__INFORMATION GIVEN__.
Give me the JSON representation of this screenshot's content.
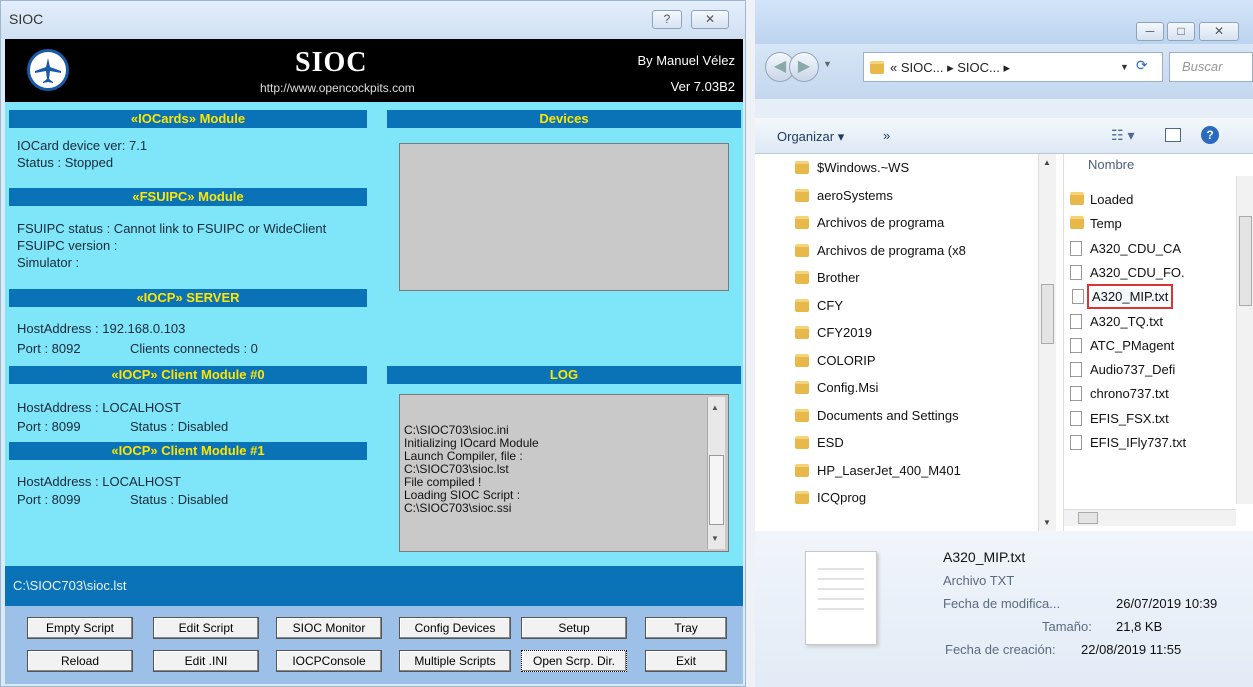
{
  "sioc": {
    "window_title": "SIOC",
    "help_glyph": "?",
    "close_glyph": "✕",
    "banner_title": "SIOC",
    "banner_url": "http://www.opencockpits.com",
    "author": "By Manuel Vélez",
    "version": "Ver 7.03B2",
    "iocards_header": "«IOCards» Module",
    "iocard_version": "IOCard device ver:  7.1",
    "iocard_status": "Status : Stopped",
    "fsuipc_header": "«FSUIPC» Module",
    "fsuipc_status": "FSUIPC status :  Cannot link to FSUIPC or WideClient",
    "fsuipc_version": "FSUIPC version :",
    "simulator": "Simulator :",
    "iocp_server_header": "«IOCP» SERVER",
    "server_host": "HostAddress :  192.168.0.103",
    "server_port": "Port :  8092",
    "server_clients": "Clients connecteds :  0",
    "client0_header": "«IOCP» Client Module #0",
    "client0_host": "HostAddress :  LOCALHOST",
    "client0_port": "Port :  8099",
    "client0_status": "Status : Disabled",
    "client1_header": "«IOCP» Client Module #1",
    "client1_host": "HostAddress :     LOCALHOST",
    "client1_port": "Port :  8099",
    "client1_status": "Status : Disabled",
    "devices_header": "Devices",
    "log_header": "LOG",
    "log_text": "C:\\SIOC703\\sioc.ini\nInitializing IOcard Module\nLaunch Compiler, file :\nC:\\SIOC703\\sioc.lst\nFile compiled !\nLoading SIOC Script :\nC:\\SIOC703\\sioc.ssi",
    "status_path": "C:\\SIOC703\\sioc.lst",
    "buttons_row1": [
      "Empty Script",
      "Edit Script",
      "SIOC Monitor",
      "Config Devices",
      "Setup",
      "Tray"
    ],
    "buttons_row2": [
      "Reload",
      "Edit .INI",
      "IOCPConsole",
      "Multiple Scripts",
      "Open Scrp. Dir.",
      "Exit"
    ]
  },
  "explorer": {
    "minimize_glyph": "─",
    "maximize_glyph": "□",
    "close_glyph": "✕",
    "breadcrumb": "« SIOC... ▸ SIOC... ▸",
    "search_placeholder": "Buscar",
    "organize_label": "Organizar ▾",
    "more_label": "»",
    "column_name": "Nombre",
    "nav_items": [
      "$Windows.~WS",
      "aeroSystems",
      "Archivos de programa",
      "Archivos de programa (x8",
      "Brother",
      "CFY",
      "CFY2019",
      "COLORIP",
      "Config.Msi",
      "Documents and Settings",
      "ESD",
      "HP_LaserJet_400_M401",
      "ICQprog"
    ],
    "files": [
      "Loaded",
      "Temp",
      "A320_CDU_CA",
      "A320_CDU_FO.",
      "A320_MIP.txt",
      "A320_TQ.txt",
      "ATC_PMagent",
      "Audio737_Defi",
      "chrono737.txt",
      "EFIS_FSX.txt",
      "EFIS_IFly737.txt"
    ],
    "selected_file": "A320_MIP.txt",
    "detail_name": "A320_MIP.txt",
    "detail_type": "Archivo TXT",
    "modified_label": "Fecha de modifica...",
    "modified_value": "26/07/2019 10:39",
    "size_label": "Tamaño:",
    "size_value": "21,8 KB",
    "created_label": "Fecha de creación:",
    "created_value": "22/08/2019 11:55"
  }
}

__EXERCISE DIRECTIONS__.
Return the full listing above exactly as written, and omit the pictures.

__RESPONSE AREA__.
Give me the JSON representation of this screenshot's content.
{
  "sioc": {
    "window_title": "SIOC",
    "help_glyph": "?",
    "close_glyph": "✕",
    "banner_title": "SIOC",
    "banner_url": "http://www.opencockpits.com",
    "author": "By Manuel Vélez",
    "version": "Ver 7.03B2",
    "iocards_header": "«IOCards» Module",
    "iocard_version": "IOCard device ver:  7.1",
    "iocard_status": "Status : Stopped",
    "fsuipc_header": "«FSUIPC» Module",
    "fsuipc_status": "FSUIPC status :  Cannot link to FSUIPC or WideClient",
    "fsuipc_version": "FSUIPC version :",
    "simulator": "Simulator :",
    "iocp_server_header": "«IOCP» SERVER",
    "server_host": "HostAddress :  192.168.0.103",
    "server_port": "Port :  8092",
    "server_clients": "Clients connecteds :  0",
    "client0_header": "«IOCP» Client Module #0",
    "client0_host": "HostAddress :  LOCALHOST",
    "client0_port": "Port :  8099",
    "client0_status": "Status : Disabled",
    "client1_header": "«IOCP» Client Module #1",
    "client1_host": "HostAddress :     LOCALHOST",
    "client1_port": "Port :  8099",
    "client1_status": "Status : Disabled",
    "devices_header": "Devices",
    "log_header": "LOG",
    "log_text": "C:\\SIOC703\\sioc.ini\nInitializing IOcard Module\nLaunch Compiler, file :\nC:\\SIOC703\\sioc.lst\nFile compiled !\nLoading SIOC Script :\nC:\\SIOC703\\sioc.ssi",
    "status_path": "C:\\SIOC703\\sioc.lst",
    "buttons_row1": [
      "Empty Script",
      "Edit Script",
      "SIOC Monitor",
      "Config Devices",
      "Setup",
      "Tray"
    ],
    "buttons_row2": [
      "Reload",
      "Edit .INI",
      "IOCPConsole",
      "Multiple Scripts",
      "Open Scrp. Dir.",
      "Exit"
    ]
  },
  "explorer": {
    "minimize_glyph": "─",
    "maximize_glyph": "□",
    "close_glyph": "✕",
    "breadcrumb": "« SIOC... ▸ SIOC... ▸",
    "search_placeholder": "Buscar",
    "organize_label": "Organizar ▾",
    "more_label": "»",
    "column_name": "Nombre",
    "nav_items": [
      "$Windows.~WS",
      "aeroSystems",
      "Archivos de programa",
      "Archivos de programa (x8",
      "Brother",
      "CFY",
      "CFY2019",
      "COLORIP",
      "Config.Msi",
      "Documents and Settings",
      "ESD",
      "HP_LaserJet_400_M401",
      "ICQprog"
    ],
    "files": [
      "Loaded",
      "Temp",
      "A320_CDU_CA",
      "A320_CDU_FO.",
      "A320_MIP.txt",
      "A320_TQ.txt",
      "ATC_PMagent",
      "Audio737_Defi",
      "chrono737.txt",
      "EFIS_FSX.txt",
      "EFIS_IFly737.txt"
    ],
    "selected_file": "A320_MIP.txt",
    "detail_name": "A320_MIP.txt",
    "detail_type": "Archivo TXT",
    "modified_label": "Fecha de modifica...",
    "modified_value": "26/07/2019 10:39",
    "size_label": "Tamaño:",
    "size_value": "21,8 KB",
    "created_label": "Fecha de creación:",
    "created_value": "22/08/2019 11:55"
  }
}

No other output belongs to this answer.